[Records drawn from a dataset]

..............................

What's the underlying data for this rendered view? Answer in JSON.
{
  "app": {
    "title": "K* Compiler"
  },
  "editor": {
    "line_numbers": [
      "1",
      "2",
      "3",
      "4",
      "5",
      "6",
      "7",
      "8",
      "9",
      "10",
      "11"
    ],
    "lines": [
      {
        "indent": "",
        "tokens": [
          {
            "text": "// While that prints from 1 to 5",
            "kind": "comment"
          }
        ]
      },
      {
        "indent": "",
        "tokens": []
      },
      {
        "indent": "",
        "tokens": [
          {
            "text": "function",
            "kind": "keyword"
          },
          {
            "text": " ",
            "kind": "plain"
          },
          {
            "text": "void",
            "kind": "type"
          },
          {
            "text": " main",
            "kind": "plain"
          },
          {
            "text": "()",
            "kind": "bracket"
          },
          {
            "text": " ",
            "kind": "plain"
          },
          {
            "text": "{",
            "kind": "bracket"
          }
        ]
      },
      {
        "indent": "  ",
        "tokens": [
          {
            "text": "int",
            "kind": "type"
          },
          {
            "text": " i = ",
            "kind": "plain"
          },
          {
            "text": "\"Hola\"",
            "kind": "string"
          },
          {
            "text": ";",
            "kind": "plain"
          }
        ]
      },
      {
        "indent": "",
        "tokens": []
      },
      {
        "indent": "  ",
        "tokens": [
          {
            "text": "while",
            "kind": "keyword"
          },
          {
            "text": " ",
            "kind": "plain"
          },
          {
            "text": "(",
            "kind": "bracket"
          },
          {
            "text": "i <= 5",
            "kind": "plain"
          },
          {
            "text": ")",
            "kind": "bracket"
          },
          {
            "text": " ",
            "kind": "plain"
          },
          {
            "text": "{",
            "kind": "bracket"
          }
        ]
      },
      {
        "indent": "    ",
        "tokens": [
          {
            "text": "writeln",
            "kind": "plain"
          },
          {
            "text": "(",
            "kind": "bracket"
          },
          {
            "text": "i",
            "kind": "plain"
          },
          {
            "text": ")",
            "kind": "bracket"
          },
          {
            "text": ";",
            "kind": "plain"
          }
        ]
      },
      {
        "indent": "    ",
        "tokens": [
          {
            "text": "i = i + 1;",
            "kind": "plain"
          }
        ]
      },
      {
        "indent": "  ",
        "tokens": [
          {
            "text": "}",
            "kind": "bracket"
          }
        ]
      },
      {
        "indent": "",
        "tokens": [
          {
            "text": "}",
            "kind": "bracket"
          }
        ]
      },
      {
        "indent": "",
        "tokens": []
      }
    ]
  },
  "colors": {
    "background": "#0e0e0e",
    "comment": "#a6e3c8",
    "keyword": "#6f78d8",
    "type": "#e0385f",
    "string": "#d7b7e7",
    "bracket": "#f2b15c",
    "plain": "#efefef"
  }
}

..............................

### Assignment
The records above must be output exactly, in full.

### Worked solution
What's the underlying data for this rendered view? Answer in JSON.
{
  "app": {
    "title": "K* Compiler"
  },
  "editor": {
    "line_numbers": [
      "1",
      "2",
      "3",
      "4",
      "5",
      "6",
      "7",
      "8",
      "9",
      "10",
      "11"
    ],
    "lines": [
      {
        "indent": "",
        "tokens": [
          {
            "text": "// While that prints from 1 to 5",
            "kind": "comment"
          }
        ]
      },
      {
        "indent": "",
        "tokens": []
      },
      {
        "indent": "",
        "tokens": [
          {
            "text": "function",
            "kind": "keyword"
          },
          {
            "text": " ",
            "kind": "plain"
          },
          {
            "text": "void",
            "kind": "type"
          },
          {
            "text": " main",
            "kind": "plain"
          },
          {
            "text": "()",
            "kind": "bracket"
          },
          {
            "text": " ",
            "kind": "plain"
          },
          {
            "text": "{",
            "kind": "bracket"
          }
        ]
      },
      {
        "indent": "  ",
        "tokens": [
          {
            "text": "int",
            "kind": "type"
          },
          {
            "text": " i = ",
            "kind": "plain"
          },
          {
            "text": "\"Hola\"",
            "kind": "string"
          },
          {
            "text": ";",
            "kind": "plain"
          }
        ]
      },
      {
        "indent": "",
        "tokens": []
      },
      {
        "indent": "  ",
        "tokens": [
          {
            "text": "while",
            "kind": "keyword"
          },
          {
            "text": " ",
            "kind": "plain"
          },
          {
            "text": "(",
            "kind": "bracket"
          },
          {
            "text": "i <= 5",
            "kind": "plain"
          },
          {
            "text": ")",
            "kind": "bracket"
          },
          {
            "text": " ",
            "kind": "plain"
          },
          {
            "text": "{",
            "kind": "bracket"
          }
        ]
      },
      {
        "indent": "    ",
        "tokens": [
          {
            "text": "writeln",
            "kind": "plain"
          },
          {
            "text": "(",
            "kind": "bracket"
          },
          {
            "text": "i",
            "kind": "plain"
          },
          {
            "text": ")",
            "kind": "bracket"
          },
          {
            "text": ";",
            "kind": "plain"
          }
        ]
      },
      {
        "indent": "    ",
        "tokens": [
          {
            "text": "i = i + 1;",
            "kind": "plain"
          }
        ]
      },
      {
        "indent": "  ",
        "tokens": [
          {
            "text": "}",
            "kind": "bracket"
          }
        ]
      },
      {
        "indent": "",
        "tokens": [
          {
            "text": "}",
            "kind": "bracket"
          }
        ]
      },
      {
        "indent": "",
        "tokens": []
      }
    ]
  },
  "colors": {
    "background": "#0e0e0e",
    "comment": "#a6e3c8",
    "keyword": "#6f78d8",
    "type": "#e0385f",
    "string": "#d7b7e7",
    "bracket": "#f2b15c",
    "plain": "#efefef"
  }
}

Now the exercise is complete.